Epstein-Barr Nuclear Antigen 1 modulates replication of oriP-plasmids by impeding replication and transcription fork migration through the family of repeats.Virol J. 2009 Mar 05; 6:29.VJ
Epstein-Barr virus is replicated once per cell-cycle, and partitioned equally in latently infected cells. Both these processes require a single viral cis-element, termed oriP, and a single viral protein, EBNA1. EBNA1 binds two clusters of binding sites in oriP, termed the dyad symmetry element (DS) and the family of repeats (FR), which function as a replication element and partitioning element respectively. Wild-type FR contains 20 binding sites for EBNA1.
We, and others, have determined previously that decreasing the number of EBNA1-binding sites in FR increases the efficiency with which oriP-plasmids are replicated. Here we demonstrate that the wild-type number of binding sites in FR impedes the migration of replication and transcription forks. Further, splitting FR into two widely separated sets of ten binding sites causes a ten-fold increase in the efficiency with which oriP-plasmids are established in cells expressing EBNA1. We have also determined that EBNA1 bound to FR impairs the migration of transcription forks in a manner dependent on the number of EBNA1-binding sites in FR.

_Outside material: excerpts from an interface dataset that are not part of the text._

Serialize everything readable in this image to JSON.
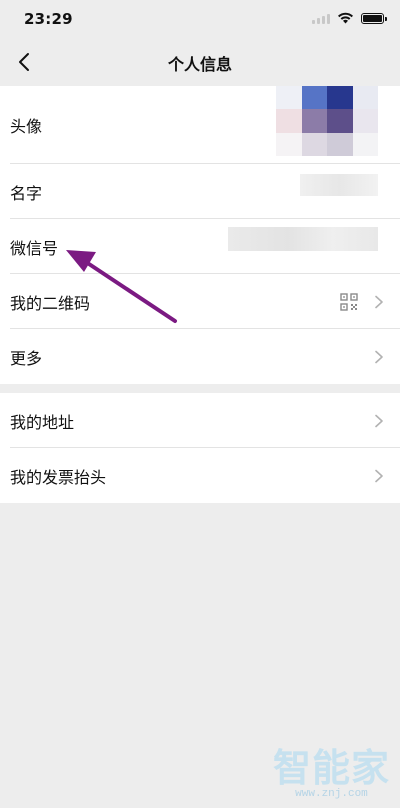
{
  "status_bar": {
    "time": "23:29",
    "icons": [
      "signal-icon",
      "wifi-icon",
      "battery-icon"
    ]
  },
  "nav": {
    "back_icon": "chevron-left-icon",
    "title": "个人信息"
  },
  "profile_section": {
    "items": [
      {
        "label": "头像",
        "value": "[blurred avatar image]",
        "icon": "none"
      },
      {
        "label": "名字",
        "value": "[blurred name]",
        "icon": "none"
      },
      {
        "label": "微信号",
        "value": "[blurred wechat id]",
        "icon": "none"
      },
      {
        "label": "我的二维码",
        "icon": "qr-code-icon",
        "chevron": "chevron-right-icon"
      },
      {
        "label": "更多",
        "chevron": "chevron-right-icon"
      }
    ]
  },
  "address_section": {
    "items": [
      {
        "label": "我的地址",
        "chevron": "chevron-right-icon"
      },
      {
        "label": "我的发票抬头",
        "chevron": "chevron-right-icon"
      }
    ]
  },
  "annotation": {
    "type": "arrow",
    "color": "#7b1a82",
    "points_to": "微信号"
  },
  "watermark": {
    "logo": "智能家",
    "url": "www.znj.com"
  },
  "colors": {
    "page_background": "#ededed",
    "list_background": "#ffffff",
    "divider": "#e3e3e3",
    "chevron": "#b2b2b2",
    "annotation_arrow": "#7b1a82"
  }
}
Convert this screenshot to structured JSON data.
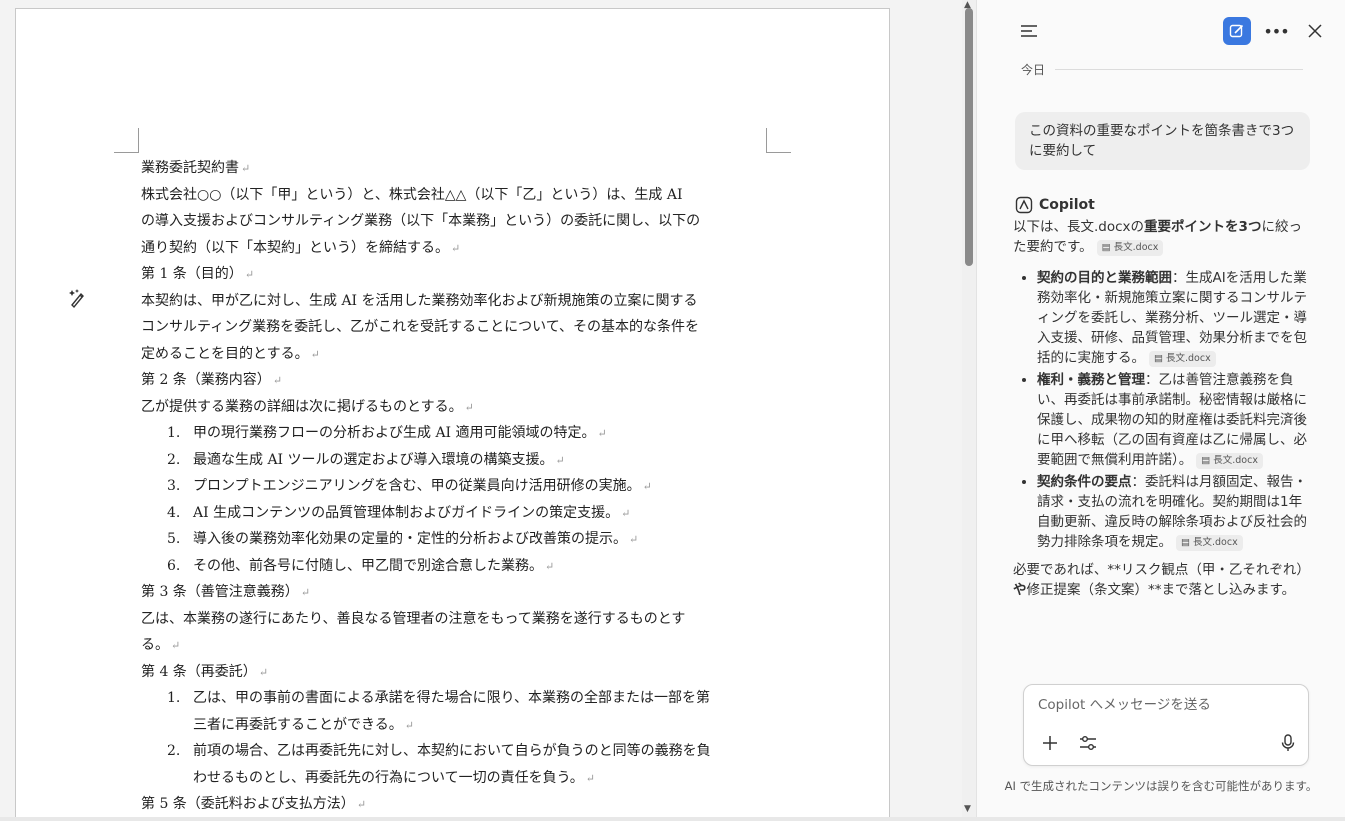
{
  "document": {
    "lines": [
      {
        "text": "業務委託契約書"
      },
      {
        "text": "株式会社○○（以下「甲」という）と、株式会社△△（以下「乙」という）は、生成 AI",
        "nomark": true
      },
      {
        "text": "の導入支援およびコンサルティング業務（以下「本業務」という）の委託に関し、以下の",
        "nomark": true
      },
      {
        "text": "通り契約（以下「本契約」という）を締結する。"
      },
      {
        "text": "第 1 条（目的）"
      },
      {
        "text": "本契約は、甲が乙に対し、生成 AI を活用した業務効率化および新規施策の立案に関する",
        "nomark": true
      },
      {
        "text": "コンサルティング業務を委託し、乙がこれを受託することについて、その基本的な条件を",
        "nomark": true
      },
      {
        "text": "定めることを目的とする。"
      },
      {
        "text": "第 2 条（業務内容）"
      },
      {
        "text": "乙が提供する業務の詳細は次に掲げるものとする。"
      },
      {
        "num": "1.",
        "text": "甲の現行業務フローの分析および生成 AI 適用可能領域の特定。"
      },
      {
        "num": "2.",
        "text": "最適な生成 AI ツールの選定および導入環境の構築支援。"
      },
      {
        "num": "3.",
        "text": "プロンプトエンジニアリングを含む、甲の従業員向け活用研修の実施。"
      },
      {
        "num": "4.",
        "text": "AI 生成コンテンツの品質管理体制およびガイドラインの策定支援。"
      },
      {
        "num": "5.",
        "text": "導入後の業務効率化効果の定量的・定性的分析および改善策の提示。"
      },
      {
        "num": "6.",
        "text": "その他、前各号に付随し、甲乙間で別途合意した業務。"
      },
      {
        "text": "第 3 条（善管注意義務）"
      },
      {
        "text": "乙は、本業務の遂行にあたり、善良なる管理者の注意をもって業務を遂行するものとす",
        "nomark": true
      },
      {
        "text": "る。"
      },
      {
        "text": "第 4 条（再委託）"
      },
      {
        "num": "1.",
        "text": "乙は、甲の事前の書面による承諾を得た場合に限り、本業務の全部または一部を第",
        "nomark": true
      },
      {
        "indent": true,
        "text": "三者に再委託することができる。"
      },
      {
        "num": "2.",
        "text": "前項の場合、乙は再委託先に対し、本契約において自らが負うのと同等の義務を負",
        "nomark": true
      },
      {
        "indent": true,
        "text": "わせるものとし、再委託先の行為について一切の責任を負う。"
      },
      {
        "text": "第 5 条（委託料および支払方法）"
      }
    ],
    "paragraph_mark": "↵"
  },
  "copilot": {
    "today_label": "今日",
    "user_message": "この資料の重要なポイントを箇条書きで3つに要約して",
    "name": "Copilot",
    "intro_pre": "以下は、長文.docxの",
    "intro_bold": "重要ポイントを3つ",
    "intro_post": "に絞った要約です。",
    "citation": "長文.docx",
    "bullets": [
      {
        "title": "契約の目的と業務範囲",
        "body": "：生成AIを活用した業務効率化・新規施策立案に関するコンサルティングを委託し、業務分析、ツール選定・導入支援、研修、品質管理、効果分析までを包括的に実施する。"
      },
      {
        "title": "権利・義務と管理",
        "body": "：乙は善管注意義務を負い、再委託は事前承諾制。秘密情報は厳格に保護し、成果物の知的財産権は委託料完済後に甲へ移転（乙の固有資産は乙に帰属し、必要範囲で無償利用許諾）。"
      },
      {
        "title": "契約条件の要点",
        "body": "：委託料は月額固定、報告・請求・支払の流れを明確化。契約期間は1年自動更新、違反時の解除条項および反社会的勢力排除条項を規定。"
      }
    ],
    "closing_pre": "必要であれば、**リスク観点（甲・乙それぞれ）",
    "closing_bold": "や",
    "closing_post": "修正提案（条文案）**まで落とし込みます。",
    "composer_placeholder": "Copilot へメッセージを送る",
    "disclaimer": "AI で生成されたコンテンツは誤りを含む可能性があります。"
  },
  "colors": {
    "accent": "#3a78e0"
  }
}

We conclude that EBNA1 bound to FR regulates the replication of oriP-plasmids by impeding the migration of replication forks. Upon binding FR, EBNA1 also blocks the migration of transcription forks. Thus, in addition to regulating oriP replication, EBNA1 bound to FR also decreases the probability of detrimental collisions between two opposing replication forks, or between a transcription fork and a replication fork.